Dataset content >>
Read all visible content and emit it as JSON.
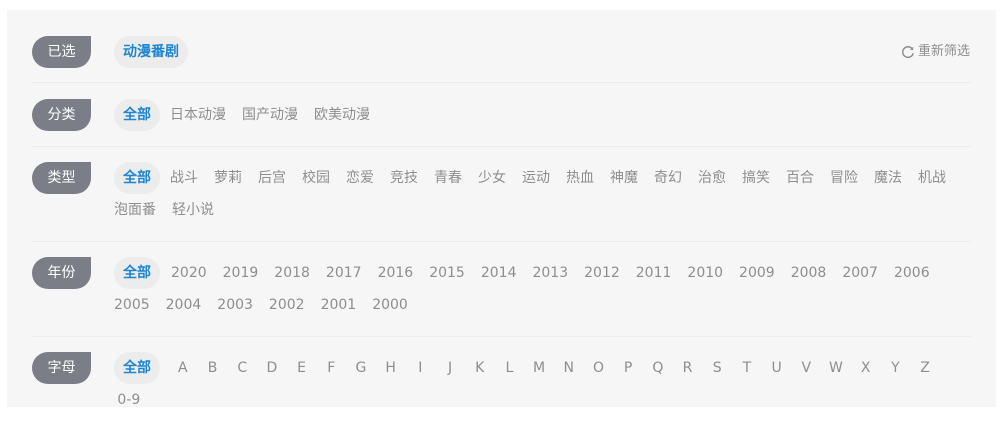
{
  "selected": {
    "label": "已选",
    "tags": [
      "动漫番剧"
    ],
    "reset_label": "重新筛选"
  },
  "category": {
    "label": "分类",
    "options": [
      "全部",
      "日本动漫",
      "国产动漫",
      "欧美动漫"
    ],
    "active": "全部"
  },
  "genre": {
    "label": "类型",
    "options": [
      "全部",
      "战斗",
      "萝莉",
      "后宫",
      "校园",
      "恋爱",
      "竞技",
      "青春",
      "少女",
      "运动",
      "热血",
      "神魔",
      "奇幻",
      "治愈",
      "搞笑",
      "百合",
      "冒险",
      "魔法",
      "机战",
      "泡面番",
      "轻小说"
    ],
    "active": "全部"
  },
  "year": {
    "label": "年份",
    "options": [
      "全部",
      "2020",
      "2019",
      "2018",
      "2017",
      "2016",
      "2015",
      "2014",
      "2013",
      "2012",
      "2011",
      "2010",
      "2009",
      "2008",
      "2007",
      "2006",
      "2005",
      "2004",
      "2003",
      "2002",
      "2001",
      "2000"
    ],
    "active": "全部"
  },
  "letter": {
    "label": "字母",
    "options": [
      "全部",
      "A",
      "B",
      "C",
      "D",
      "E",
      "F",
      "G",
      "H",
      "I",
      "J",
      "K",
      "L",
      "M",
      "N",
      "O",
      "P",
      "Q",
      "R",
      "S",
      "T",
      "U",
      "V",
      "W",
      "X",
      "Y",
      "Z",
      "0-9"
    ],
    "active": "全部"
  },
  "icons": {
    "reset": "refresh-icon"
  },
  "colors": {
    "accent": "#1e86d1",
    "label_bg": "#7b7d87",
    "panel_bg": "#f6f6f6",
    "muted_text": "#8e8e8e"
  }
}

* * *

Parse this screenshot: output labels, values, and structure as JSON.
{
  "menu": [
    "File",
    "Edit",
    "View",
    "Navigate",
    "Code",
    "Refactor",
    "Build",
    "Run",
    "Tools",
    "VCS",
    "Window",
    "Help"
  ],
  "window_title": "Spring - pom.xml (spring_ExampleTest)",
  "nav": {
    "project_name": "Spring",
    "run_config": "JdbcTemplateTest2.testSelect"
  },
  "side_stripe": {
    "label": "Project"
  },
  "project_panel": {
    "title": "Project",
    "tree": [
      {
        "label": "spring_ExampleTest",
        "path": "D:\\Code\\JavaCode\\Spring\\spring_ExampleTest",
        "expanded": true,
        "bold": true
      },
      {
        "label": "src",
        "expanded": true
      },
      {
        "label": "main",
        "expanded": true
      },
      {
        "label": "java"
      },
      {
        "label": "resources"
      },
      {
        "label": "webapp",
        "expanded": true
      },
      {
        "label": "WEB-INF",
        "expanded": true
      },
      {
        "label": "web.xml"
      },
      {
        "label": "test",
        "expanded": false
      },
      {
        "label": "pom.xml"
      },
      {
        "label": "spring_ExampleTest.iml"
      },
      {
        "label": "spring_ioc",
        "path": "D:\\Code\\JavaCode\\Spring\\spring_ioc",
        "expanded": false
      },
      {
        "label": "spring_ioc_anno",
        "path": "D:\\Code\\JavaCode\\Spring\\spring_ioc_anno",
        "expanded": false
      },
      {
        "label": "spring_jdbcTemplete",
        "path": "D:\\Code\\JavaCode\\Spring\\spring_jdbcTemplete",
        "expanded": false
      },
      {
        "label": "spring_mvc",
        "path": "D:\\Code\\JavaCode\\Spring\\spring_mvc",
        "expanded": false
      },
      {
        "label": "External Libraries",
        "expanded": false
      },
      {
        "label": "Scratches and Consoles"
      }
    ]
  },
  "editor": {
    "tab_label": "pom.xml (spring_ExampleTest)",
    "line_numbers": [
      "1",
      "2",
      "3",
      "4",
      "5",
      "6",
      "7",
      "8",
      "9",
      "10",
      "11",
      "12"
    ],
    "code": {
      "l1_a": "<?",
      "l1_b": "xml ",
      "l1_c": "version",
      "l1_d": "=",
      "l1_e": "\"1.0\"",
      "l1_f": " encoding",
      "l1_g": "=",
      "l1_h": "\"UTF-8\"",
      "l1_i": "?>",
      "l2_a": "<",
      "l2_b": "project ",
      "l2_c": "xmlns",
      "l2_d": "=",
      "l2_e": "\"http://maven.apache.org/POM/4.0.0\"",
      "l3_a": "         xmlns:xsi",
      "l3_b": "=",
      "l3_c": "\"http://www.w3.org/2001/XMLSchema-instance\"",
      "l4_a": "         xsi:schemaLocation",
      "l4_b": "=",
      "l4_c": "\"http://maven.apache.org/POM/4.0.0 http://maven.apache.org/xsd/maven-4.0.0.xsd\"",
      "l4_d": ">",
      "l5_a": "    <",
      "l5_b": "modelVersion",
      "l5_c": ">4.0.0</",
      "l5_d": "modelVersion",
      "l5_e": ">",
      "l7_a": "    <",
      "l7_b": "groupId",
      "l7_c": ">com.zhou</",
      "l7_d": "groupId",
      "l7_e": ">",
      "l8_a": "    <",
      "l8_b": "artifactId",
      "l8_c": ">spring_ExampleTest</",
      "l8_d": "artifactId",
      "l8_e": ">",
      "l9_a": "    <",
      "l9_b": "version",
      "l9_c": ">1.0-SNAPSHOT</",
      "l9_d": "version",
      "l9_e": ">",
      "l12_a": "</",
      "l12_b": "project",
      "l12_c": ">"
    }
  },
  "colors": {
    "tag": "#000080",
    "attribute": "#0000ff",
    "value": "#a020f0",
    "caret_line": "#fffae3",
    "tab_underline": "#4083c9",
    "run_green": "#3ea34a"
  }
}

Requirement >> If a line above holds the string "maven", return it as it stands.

Output >>
      "l2_e": "\"http://maven.apache.org/POM/4.0.0\"",
      "l4_c": "\"http://maven.apache.org/POM/4.0.0 http://maven.apache.org/xsd/maven-4.0.0.xsd\"",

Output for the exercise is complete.